I know that injured employees have many different questions about how the workers’ compensation system works, and I want to provide some information about common concerns. The following are five things to know about a Columbus workers’ compensation claim. 

  1. Your Injury Must Arise Out of Your Employment to be Compensable

To be eligible for workers’ compensation benefits, your injury must arise out of your employment. What does this mean? The injury has to happen on a job site, or it must occur in the course of your employment.

Usually this requirement is straightforward, but some complicated scenarios can arise. For example, while you are clearly not covered by workers’ comp when you are on your way to work, if you are running an errand for your boss after work and get hurt in an accident, that injury may be compensable through workers’ compensation. 

  1. You Must File Your Claim with the Ohio Bureau of Workers’ Compensation

Your Columbus workers’ compensation claim will need to be filed with the Ohio Bureau of Workers’ Compensation (BWC). 

  1. You May be Able to Receive Multiple Forms of Compensation

Workers’ compensation benefits can provide injured workers with various forms of compensation, including medical payments, wage replacement (for lost wages due to your inability to work), permanent partial scheduled loss payments, travel reimbursement in certain cases, and many others. 

  1. Traumatic Injuries and Occupational Diseases Can Be Covered

Workers’ compensation coverage in Ohio can be available for both traumatic injuries (such as a fall or an accident at work), as well as for some types of occupational disease claims. Depending upon the specific facts of your situation, an occupational disease claim may provide compensation for hearing loss or carpal tunnel syndrome. 

  1. You Cannot Sue Your Employer, but Another Party May Be Held Liable in a Civil Lawsuit

Workers’ compensation is a no-fault system. As such, you cannot file a lawsuit against your employer for negligence.
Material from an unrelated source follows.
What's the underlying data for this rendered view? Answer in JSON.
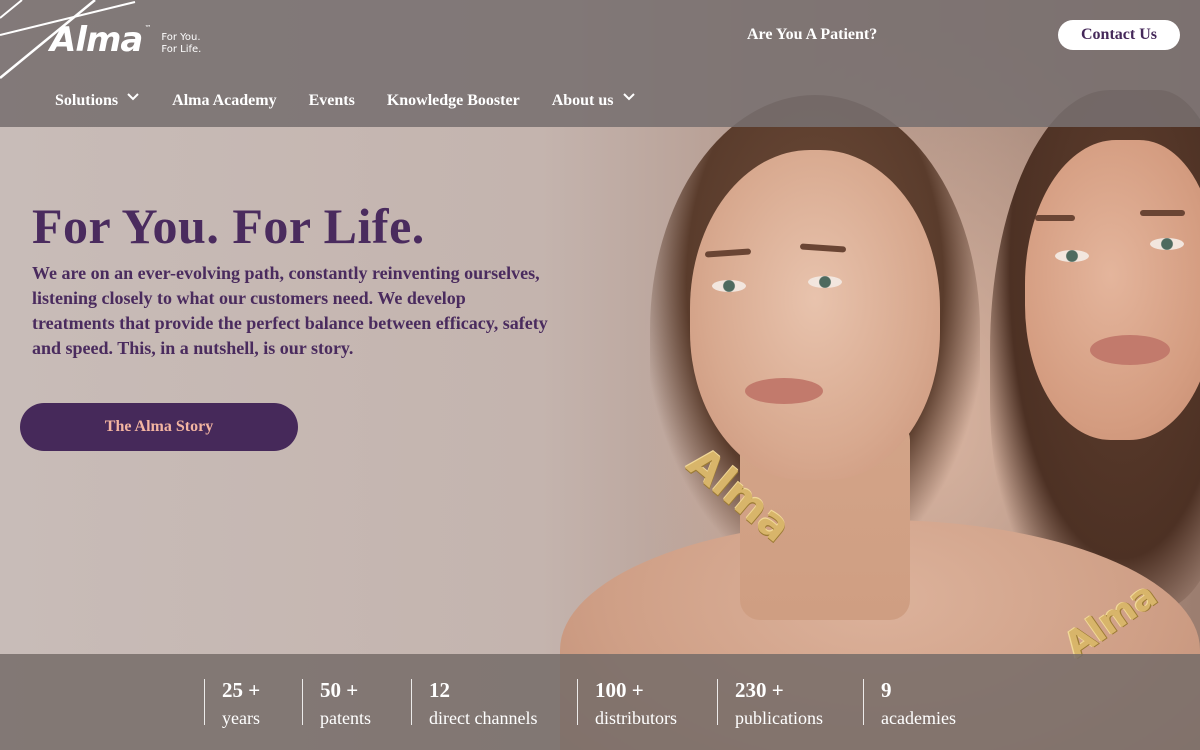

However, you could be eligible to file a lawsuit against a third party who is responsible for your injuries.

Contact Me for Assistance with Your Workers’ Comp Claim

Filing a workers’ compensation claim with the Ohio BWC can be a complicated process, and initial claims can be denied for a variety of reasons. Whether you need assistance with the initial claims process, have questions about your eligibility for workers’ compensation benefits, or want to appeal a denial of benefits, I am here to help with your case.

I have spent years assisting injured workers, and I want to make sure you get the care and coverage you need. As I said above, in some cases, it may even be possible to file a third-party lawsuit against an at-fault person. Call my office today at 877.614.9524 to find out about your options. I’ll Make Them Pay!®

Blog Workers' Compensation